Task directions:
Copy every line in the records below that contains the word "icon".

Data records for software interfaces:
━━━━━━━━

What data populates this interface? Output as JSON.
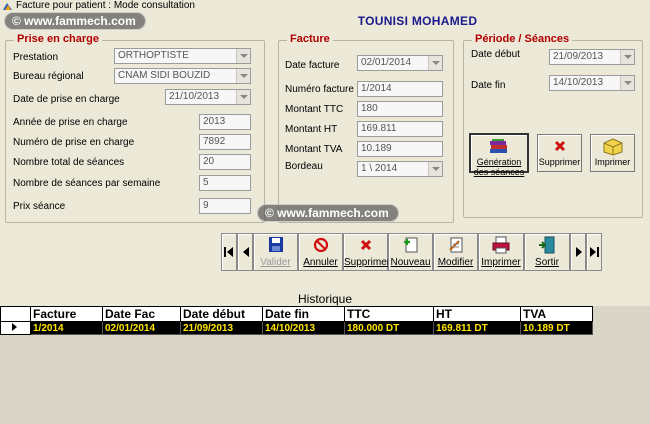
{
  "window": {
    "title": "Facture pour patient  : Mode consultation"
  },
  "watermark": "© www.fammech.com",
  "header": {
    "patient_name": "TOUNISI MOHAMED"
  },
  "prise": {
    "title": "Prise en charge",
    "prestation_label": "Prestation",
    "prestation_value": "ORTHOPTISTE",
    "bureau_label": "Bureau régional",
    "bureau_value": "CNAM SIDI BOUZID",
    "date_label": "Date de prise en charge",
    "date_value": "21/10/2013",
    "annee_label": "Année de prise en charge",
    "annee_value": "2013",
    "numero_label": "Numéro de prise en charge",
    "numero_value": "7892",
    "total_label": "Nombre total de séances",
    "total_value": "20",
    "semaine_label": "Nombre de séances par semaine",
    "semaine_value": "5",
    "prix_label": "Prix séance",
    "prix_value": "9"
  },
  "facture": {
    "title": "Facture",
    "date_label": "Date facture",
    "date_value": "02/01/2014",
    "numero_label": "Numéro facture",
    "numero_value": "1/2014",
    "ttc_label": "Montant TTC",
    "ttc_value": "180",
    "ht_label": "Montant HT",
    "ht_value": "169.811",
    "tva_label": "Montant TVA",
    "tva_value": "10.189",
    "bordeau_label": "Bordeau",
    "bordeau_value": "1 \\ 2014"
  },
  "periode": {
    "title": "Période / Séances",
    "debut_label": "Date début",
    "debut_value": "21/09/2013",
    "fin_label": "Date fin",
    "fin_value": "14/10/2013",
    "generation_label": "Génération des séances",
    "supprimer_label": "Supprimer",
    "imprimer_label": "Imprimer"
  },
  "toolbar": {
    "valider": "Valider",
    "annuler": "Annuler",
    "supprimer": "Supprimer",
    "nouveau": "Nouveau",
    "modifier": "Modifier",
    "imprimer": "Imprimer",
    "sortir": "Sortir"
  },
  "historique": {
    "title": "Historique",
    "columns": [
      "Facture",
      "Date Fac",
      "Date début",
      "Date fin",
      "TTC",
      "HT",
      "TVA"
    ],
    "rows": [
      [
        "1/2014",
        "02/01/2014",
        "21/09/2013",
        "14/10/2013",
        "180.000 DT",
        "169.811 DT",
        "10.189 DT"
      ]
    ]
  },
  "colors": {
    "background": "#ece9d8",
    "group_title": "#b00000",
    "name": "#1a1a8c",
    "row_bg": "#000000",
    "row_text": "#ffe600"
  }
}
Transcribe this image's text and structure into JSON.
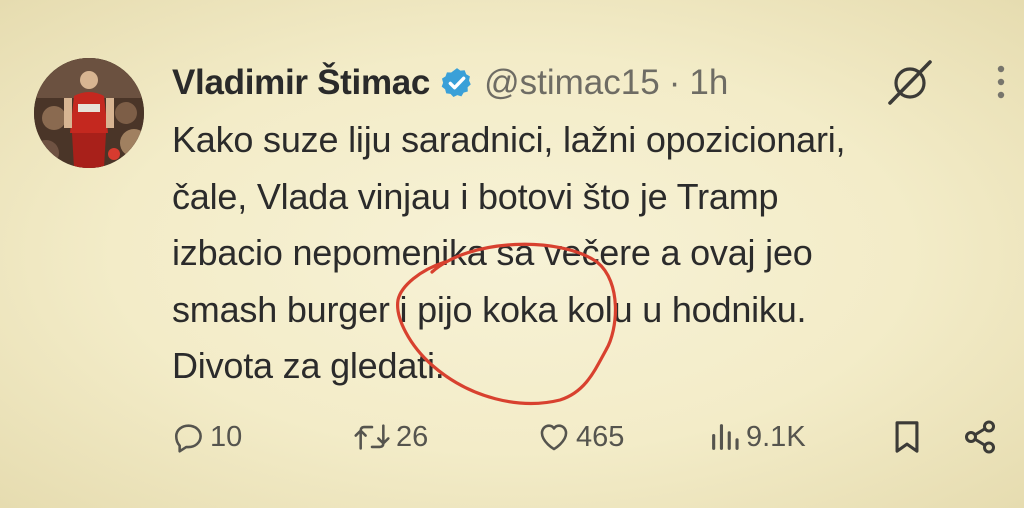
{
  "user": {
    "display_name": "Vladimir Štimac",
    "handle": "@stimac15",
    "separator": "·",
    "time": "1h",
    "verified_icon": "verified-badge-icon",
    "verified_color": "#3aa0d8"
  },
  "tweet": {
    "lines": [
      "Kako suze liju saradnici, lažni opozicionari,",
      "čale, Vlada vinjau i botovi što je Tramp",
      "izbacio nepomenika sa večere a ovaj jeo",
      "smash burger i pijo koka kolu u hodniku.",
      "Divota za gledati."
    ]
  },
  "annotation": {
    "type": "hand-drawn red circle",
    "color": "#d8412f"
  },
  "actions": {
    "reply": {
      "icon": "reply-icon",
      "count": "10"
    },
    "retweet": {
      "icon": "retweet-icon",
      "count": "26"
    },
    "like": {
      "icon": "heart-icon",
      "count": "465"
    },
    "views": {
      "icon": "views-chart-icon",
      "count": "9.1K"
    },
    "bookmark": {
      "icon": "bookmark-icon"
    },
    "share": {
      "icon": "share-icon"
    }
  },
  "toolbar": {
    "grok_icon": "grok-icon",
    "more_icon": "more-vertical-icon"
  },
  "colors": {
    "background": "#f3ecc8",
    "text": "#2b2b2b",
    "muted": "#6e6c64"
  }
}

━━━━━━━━

Final answer:
    "verified_icon": "verified-badge-icon",
      "icon": "reply-icon",
      "icon": "retweet-icon",
      "icon": "heart-icon",
      "icon": "views-chart-icon",
      "icon": "bookmark-icon"
      "icon": "share-icon"
    "grok_icon": "grok-icon",
    "more_icon": "more-vertical-icon"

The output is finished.